The Police Foundation, a law enforcement think-tank in Washington, D.C., recently set out to assess security in malls; the goal was to identify how capable and prepared private security in large retail spaces are in the event that these facilities become the target of terrorists. The project was in collaboration with the Alexandria, VA-based American Society for Industrial Security (ASIS) and, according to the Police Foundation, consisted of the following four components:
- A survey of state legislation regarding hiring and training of mall security staff.
- A survey of state homeland security advisors to determine their perceptions of security at large malls in their state.
- A survey of security directors at the 1,200 largest malls in the nation.
- Visits to exemplary sites to describe what they have done and how they have done it.
Among the many findings were the high turnover rates of security officers, the low percentage (16 percent) of malls that reported increased security-related spending since 9/11, and the large number (62 percent) of security managers reporting inadequate anti-terrorism training.
In a June 8, 2005, USA TODAY article on the findings, reporter Kevin Johnson explained the long-acknowledged vulnerability of malls by saying, “Malls have been the object of law enforcement concerns because of the vulnerability of their numerous entry and exit points. These concerns have been mentioned occasionally in FBI bulletins to local law enforcement since 9/11.”
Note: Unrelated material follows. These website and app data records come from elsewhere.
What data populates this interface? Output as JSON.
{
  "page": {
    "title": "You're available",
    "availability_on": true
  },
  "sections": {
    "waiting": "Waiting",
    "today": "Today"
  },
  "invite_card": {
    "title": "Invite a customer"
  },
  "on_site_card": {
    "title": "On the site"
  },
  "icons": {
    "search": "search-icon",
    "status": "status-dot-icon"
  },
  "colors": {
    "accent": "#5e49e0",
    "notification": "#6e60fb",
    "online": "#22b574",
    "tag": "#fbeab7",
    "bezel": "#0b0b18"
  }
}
To read Johnson’s complete article, click here or, to find out more, contact the Police Foundation by calling (202) 833-1460, e-mailing (firstname.lastname@example.org), or visiting (www.policefoundation.org).